■ ABOUT THIS TASK
Only the text belongs in the copy: retype each record exactly as it appears.

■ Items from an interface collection

★ ★ ★ ★

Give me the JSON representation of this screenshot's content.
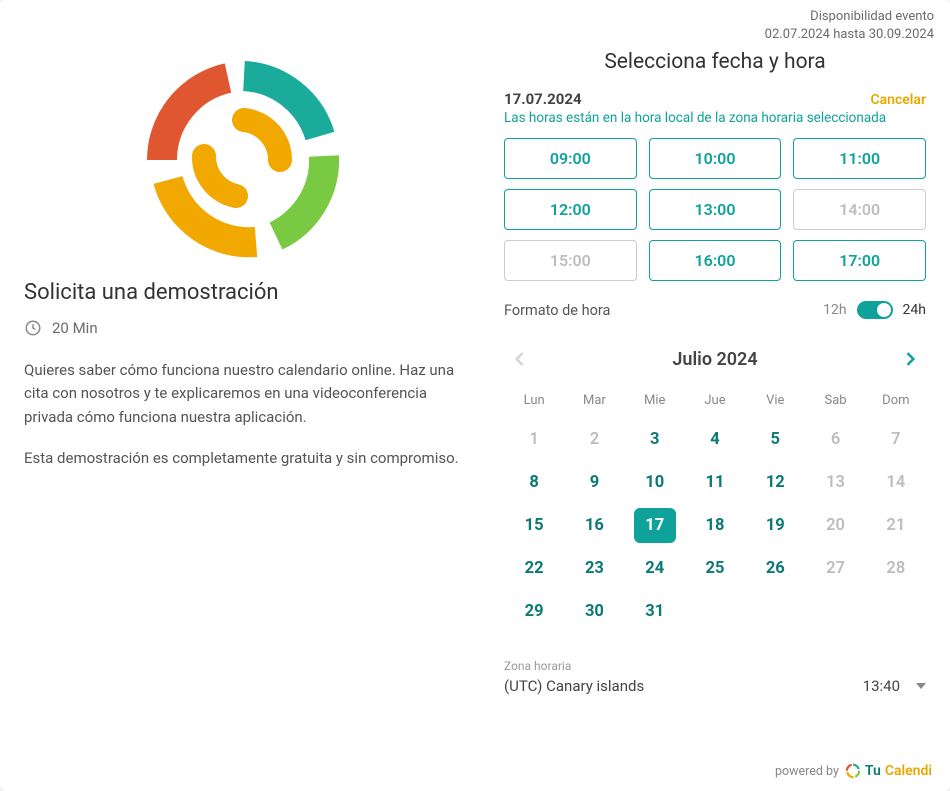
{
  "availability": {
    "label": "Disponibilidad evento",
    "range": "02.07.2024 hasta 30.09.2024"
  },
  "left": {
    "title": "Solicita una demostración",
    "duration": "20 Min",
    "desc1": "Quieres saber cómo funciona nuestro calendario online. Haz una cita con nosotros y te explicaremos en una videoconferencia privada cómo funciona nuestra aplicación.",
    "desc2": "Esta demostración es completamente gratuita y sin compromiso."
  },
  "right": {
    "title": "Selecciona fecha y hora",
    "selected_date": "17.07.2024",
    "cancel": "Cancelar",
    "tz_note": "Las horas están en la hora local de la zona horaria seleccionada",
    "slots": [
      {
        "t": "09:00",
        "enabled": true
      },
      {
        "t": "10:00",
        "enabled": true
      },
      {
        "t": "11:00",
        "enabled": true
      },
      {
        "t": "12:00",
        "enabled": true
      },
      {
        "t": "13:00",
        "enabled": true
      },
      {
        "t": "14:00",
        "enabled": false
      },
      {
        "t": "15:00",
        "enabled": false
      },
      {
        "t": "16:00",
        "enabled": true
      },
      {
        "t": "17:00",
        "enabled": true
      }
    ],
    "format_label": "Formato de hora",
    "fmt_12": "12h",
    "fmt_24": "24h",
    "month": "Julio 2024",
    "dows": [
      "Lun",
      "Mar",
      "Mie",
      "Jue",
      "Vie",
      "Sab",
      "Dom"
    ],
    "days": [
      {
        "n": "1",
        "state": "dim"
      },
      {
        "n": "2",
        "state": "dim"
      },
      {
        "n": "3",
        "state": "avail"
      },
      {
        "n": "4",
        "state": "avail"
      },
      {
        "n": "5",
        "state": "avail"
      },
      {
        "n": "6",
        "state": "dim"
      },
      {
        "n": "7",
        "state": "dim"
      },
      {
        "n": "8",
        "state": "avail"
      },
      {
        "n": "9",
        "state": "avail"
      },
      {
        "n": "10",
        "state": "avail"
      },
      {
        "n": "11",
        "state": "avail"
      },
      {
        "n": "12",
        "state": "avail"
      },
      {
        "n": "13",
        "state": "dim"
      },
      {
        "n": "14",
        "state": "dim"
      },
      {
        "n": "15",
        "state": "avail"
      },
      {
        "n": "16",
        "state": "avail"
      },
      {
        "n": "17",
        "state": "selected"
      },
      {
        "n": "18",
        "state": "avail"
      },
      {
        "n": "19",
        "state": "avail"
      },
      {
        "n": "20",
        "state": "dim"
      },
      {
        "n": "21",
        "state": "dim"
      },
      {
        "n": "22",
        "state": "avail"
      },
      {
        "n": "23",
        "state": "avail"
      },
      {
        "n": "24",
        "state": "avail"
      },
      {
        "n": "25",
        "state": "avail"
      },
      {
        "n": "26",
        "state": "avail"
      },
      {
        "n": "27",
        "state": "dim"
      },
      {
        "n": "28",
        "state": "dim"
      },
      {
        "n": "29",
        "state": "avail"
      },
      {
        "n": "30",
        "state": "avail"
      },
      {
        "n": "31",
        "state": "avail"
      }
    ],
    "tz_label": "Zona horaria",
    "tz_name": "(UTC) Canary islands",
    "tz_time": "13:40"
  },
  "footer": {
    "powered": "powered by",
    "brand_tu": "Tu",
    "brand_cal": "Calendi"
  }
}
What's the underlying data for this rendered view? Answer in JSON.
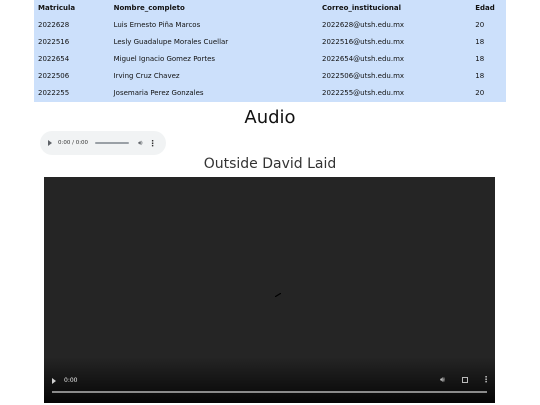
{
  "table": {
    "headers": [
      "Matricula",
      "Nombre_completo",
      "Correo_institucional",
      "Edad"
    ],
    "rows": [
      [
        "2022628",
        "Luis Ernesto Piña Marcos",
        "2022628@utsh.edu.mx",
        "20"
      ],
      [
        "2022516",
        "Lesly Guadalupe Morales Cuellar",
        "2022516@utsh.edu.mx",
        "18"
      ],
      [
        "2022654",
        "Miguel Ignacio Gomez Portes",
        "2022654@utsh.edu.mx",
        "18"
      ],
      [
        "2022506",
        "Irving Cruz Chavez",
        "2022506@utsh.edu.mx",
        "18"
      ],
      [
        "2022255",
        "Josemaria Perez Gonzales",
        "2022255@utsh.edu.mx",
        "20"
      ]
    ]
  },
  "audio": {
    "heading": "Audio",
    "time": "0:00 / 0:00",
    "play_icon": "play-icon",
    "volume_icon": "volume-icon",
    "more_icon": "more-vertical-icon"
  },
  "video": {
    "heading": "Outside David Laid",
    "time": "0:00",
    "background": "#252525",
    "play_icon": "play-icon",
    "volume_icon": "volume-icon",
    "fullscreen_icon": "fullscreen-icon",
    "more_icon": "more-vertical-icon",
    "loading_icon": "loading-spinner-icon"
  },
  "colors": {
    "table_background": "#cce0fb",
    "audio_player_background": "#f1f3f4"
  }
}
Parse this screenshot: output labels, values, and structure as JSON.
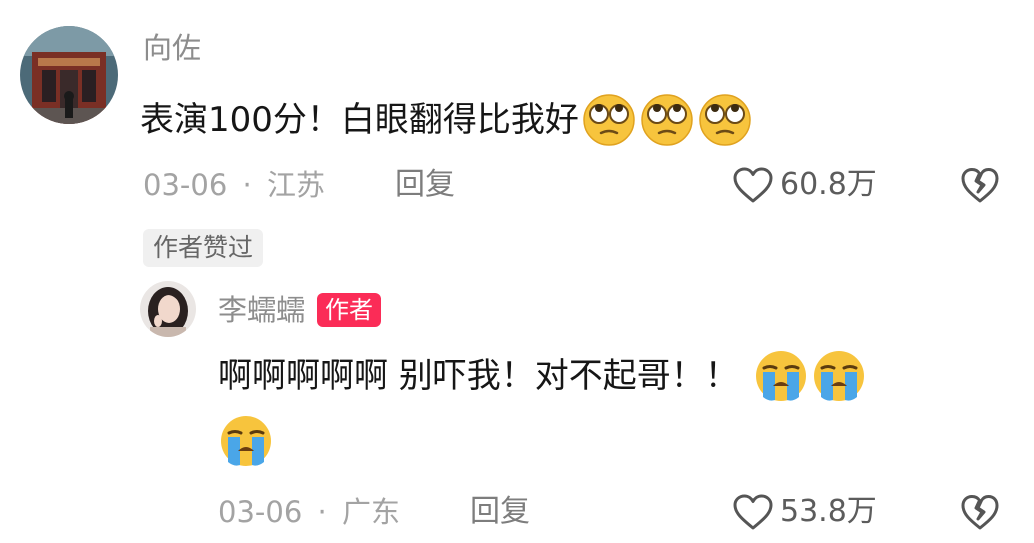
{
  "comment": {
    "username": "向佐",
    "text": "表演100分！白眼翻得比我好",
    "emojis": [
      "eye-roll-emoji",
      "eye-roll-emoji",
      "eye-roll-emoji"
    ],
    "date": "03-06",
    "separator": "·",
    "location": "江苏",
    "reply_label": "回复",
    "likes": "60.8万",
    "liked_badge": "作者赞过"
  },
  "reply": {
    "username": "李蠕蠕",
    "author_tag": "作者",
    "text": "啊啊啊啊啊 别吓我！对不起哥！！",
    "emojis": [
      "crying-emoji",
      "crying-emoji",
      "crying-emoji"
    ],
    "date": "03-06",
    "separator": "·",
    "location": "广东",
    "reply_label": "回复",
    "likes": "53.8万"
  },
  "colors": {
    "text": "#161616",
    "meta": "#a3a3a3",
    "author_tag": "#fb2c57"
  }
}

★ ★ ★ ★

■ TASK SOLUTION
Give me the JSON representation of this screenshot's content.
{
  "availability": {
    "label": "Disponibilidad evento",
    "range": "02.07.2024 hasta 30.09.2024"
  },
  "left": {
    "title": "Solicita una demostración",
    "duration": "20 Min",
    "desc1": "Quieres saber cómo funciona nuestro calendario online. Haz una cita con nosotros y te explicaremos en una videoconferencia privada cómo funciona nuestra aplicación.",
    "desc2": "Esta demostración es completamente gratuita y sin compromiso."
  },
  "right": {
    "title": "Selecciona fecha y hora",
    "selected_date": "17.07.2024",
    "cancel": "Cancelar",
    "tz_note": "Las horas están en la hora local de la zona horaria seleccionada",
    "slots": [
      {
        "t": "09:00",
        "enabled": true
      },
      {
        "t": "10:00",
        "enabled": true
      },
      {
        "t": "11:00",
        "enabled": true
      },
      {
        "t": "12:00",
        "enabled": true
      },
      {
        "t": "13:00",
        "enabled": true
      },
      {
        "t": "14:00",
        "enabled": false
      },
      {
        "t": "15:00",
        "enabled": false
      },
      {
        "t": "16:00",
        "enabled": true
      },
      {
        "t": "17:00",
        "enabled": true
      }
    ],
    "format_label": "Formato de hora",
    "fmt_12": "12h",
    "fmt_24": "24h",
    "month": "Julio 2024",
    "dows": [
      "Lun",
      "Mar",
      "Mie",
      "Jue",
      "Vie",
      "Sab",
      "Dom"
    ],
    "days": [
      {
        "n": "1",
        "state": "dim"
      },
      {
        "n": "2",
        "state": "dim"
      },
      {
        "n": "3",
        "state": "avail"
      },
      {
        "n": "4",
        "state": "avail"
      },
      {
        "n": "5",
        "state": "avail"
      },
      {
        "n": "6",
        "state": "dim"
      },
      {
        "n": "7",
        "state": "dim"
      },
      {
        "n": "8",
        "state": "avail"
      },
      {
        "n": "9",
        "state": "avail"
      },
      {
        "n": "10",
        "state": "avail"
      },
      {
        "n": "11",
        "state": "avail"
      },
      {
        "n": "12",
        "state": "avail"
      },
      {
        "n": "13",
        "state": "dim"
      },
      {
        "n": "14",
        "state": "dim"
      },
      {
        "n": "15",
        "state": "avail"
      },
      {
        "n": "16",
        "state": "avail"
      },
      {
        "n": "17",
        "state": "selected"
      },
      {
        "n": "18",
        "state": "avail"
      },
      {
        "n": "19",
        "state": "avail"
      },
      {
        "n": "20",
        "state": "dim"
      },
      {
        "n": "21",
        "state": "dim"
      },
      {
        "n": "22",
        "state": "avail"
      },
      {
        "n": "23",
        "state": "avail"
      },
      {
        "n": "24",
        "state": "avail"
      },
      {
        "n": "25",
        "state": "avail"
      },
      {
        "n": "26",
        "state": "avail"
      },
      {
        "n": "27",
        "state": "dim"
      },
      {
        "n": "28",
        "state": "dim"
      },
      {
        "n": "29",
        "state": "avail"
      },
      {
        "n": "30",
        "state": "avail"
      },
      {
        "n": "31",
        "state": "avail"
      }
    ],
    "tz_label": "Zona horaria",
    "tz_name": "(UTC) Canary islands",
    "tz_time": "13:40"
  },
  "footer": {
    "powered": "powered by",
    "brand_tu": "Tu",
    "brand_cal": "Calendi"
  }
}
What's the underlying data for this rendered view? Answer in JSON.
{
  "table": {
    "headers": [
      "Matricula",
      "Nombre_completo",
      "Correo_institucional",
      "Edad"
    ],
    "rows": [
      [
        "2022628",
        "Luis Ernesto Piña Marcos",
        "2022628@utsh.edu.mx",
        "20"
      ],
      [
        "2022516",
        "Lesly Guadalupe Morales Cuellar",
        "2022516@utsh.edu.mx",
        "18"
      ],
      [
        "2022654",
        "Miguel Ignacio Gomez Portes",
        "2022654@utsh.edu.mx",
        "18"
      ],
      [
        "2022506",
        "Irving Cruz Chavez",
        "2022506@utsh.edu.mx",
        "18"
      ],
      [
        "2022255",
        "Josemaria Perez Gonzales",
        "2022255@utsh.edu.mx",
        "20"
      ]
    ]
  },
  "audio": {
    "heading": "Audio",
    "time": "0:00 / 0:00",
    "play_icon": "play-icon",
    "volume_icon": "volume-icon",
    "more_icon": "more-vertical-icon"
  },
  "video": {
    "heading": "Outside David Laid",
    "time": "0:00",
    "background": "#252525",
    "play_icon": "play-icon",
    "volume_icon": "volume-icon",
    "fullscreen_icon": "fullscreen-icon",
    "more_icon": "more-vertical-icon",
    "loading_icon": "loading-spinner-icon"
  },
  "colors": {
    "table_background": "#cce0fb",
    "audio_player_background": "#f1f3f4"
  }
}
Parse this screenshot: output labels, values, and structure as JSON.
{
  "comment": {
    "username": "向佐",
    "text": "表演100分！白眼翻得比我好",
    "emojis": [
      "eye-roll-emoji",
      "eye-roll-emoji",
      "eye-roll-emoji"
    ],
    "date": "03-06",
    "separator": "·",
    "location": "江苏",
    "reply_label": "回复",
    "likes": "60.8万",
    "liked_badge": "作者赞过"
  },
  "reply": {
    "username": "李蠕蠕",
    "author_tag": "作者",
    "text": "啊啊啊啊啊 别吓我！对不起哥！！",
    "emojis": [
      "crying-emoji",
      "crying-emoji",
      "crying-emoji"
    ],
    "date": "03-06",
    "separator": "·",
    "location": "广东",
    "reply_label": "回复",
    "likes": "53.8万"
  },
  "colors": {
    "text": "#161616",
    "meta": "#a3a3a3",
    "author_tag": "#fb2c57"
  }
}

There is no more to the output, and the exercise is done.